_DATA TO EXAMINE_

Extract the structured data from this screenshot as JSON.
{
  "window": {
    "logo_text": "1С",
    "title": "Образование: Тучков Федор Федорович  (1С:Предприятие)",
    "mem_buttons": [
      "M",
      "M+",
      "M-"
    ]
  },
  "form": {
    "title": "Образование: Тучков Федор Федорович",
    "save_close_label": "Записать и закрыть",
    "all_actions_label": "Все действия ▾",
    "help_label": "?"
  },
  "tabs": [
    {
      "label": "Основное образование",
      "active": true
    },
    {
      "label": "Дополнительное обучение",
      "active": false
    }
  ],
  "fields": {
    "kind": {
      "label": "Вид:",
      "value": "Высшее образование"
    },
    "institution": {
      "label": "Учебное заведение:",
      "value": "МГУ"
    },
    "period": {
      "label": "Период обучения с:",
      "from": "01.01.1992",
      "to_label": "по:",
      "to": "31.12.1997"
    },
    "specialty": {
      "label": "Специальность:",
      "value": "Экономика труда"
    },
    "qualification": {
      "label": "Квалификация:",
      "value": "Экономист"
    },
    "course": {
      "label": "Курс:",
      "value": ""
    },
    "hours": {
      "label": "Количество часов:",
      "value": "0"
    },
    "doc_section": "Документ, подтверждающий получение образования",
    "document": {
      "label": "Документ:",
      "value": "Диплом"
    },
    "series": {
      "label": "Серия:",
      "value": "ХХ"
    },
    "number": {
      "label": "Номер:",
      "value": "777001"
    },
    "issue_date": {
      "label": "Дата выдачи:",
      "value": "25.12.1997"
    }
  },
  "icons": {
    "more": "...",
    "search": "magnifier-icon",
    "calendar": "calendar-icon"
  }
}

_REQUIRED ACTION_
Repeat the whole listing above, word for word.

_SOLVED PROBLEM_
Extract the structured data from this screenshot as JSON.
{
  "window": {
    "logo_text": "1С",
    "title": "Образование: Тучков Федор Федорович  (1С:Предприятие)",
    "mem_buttons": [
      "M",
      "M+",
      "M-"
    ]
  },
  "form": {
    "title": "Образование: Тучков Федор Федорович",
    "save_close_label": "Записать и закрыть",
    "all_actions_label": "Все действия ▾",
    "help_label": "?"
  },
  "tabs": [
    {
      "label": "Основное образование",
      "active": true
    },
    {
      "label": "Дополнительное обучение",
      "active": false
    }
  ],
  "fields": {
    "kind": {
      "label": "Вид:",
      "value": "Высшее образование"
    },
    "institution": {
      "label": "Учебное заведение:",
      "value": "МГУ"
    },
    "period": {
      "label": "Период обучения с:",
      "from": "01.01.1992",
      "to_label": "по:",
      "to": "31.12.1997"
    },
    "specialty": {
      "label": "Специальность:",
      "value": "Экономика труда"
    },
    "qualification": {
      "label": "Квалификация:",
      "value": "Экономист"
    },
    "course": {
      "label": "Курс:",
      "value": ""
    },
    "hours": {
      "label": "Количество часов:",
      "value": "0"
    },
    "doc_section": "Документ, подтверждающий получение образования",
    "document": {
      "label": "Документ:",
      "value": "Диплом"
    },
    "series": {
      "label": "Серия:",
      "value": "ХХ"
    },
    "number": {
      "label": "Номер:",
      "value": "777001"
    },
    "issue_date": {
      "label": "Дата выдачи:",
      "value": "25.12.1997"
    }
  },
  "icons": {
    "more": "...",
    "search": "magnifier-icon",
    "calendar": "calendar-icon"
  }
}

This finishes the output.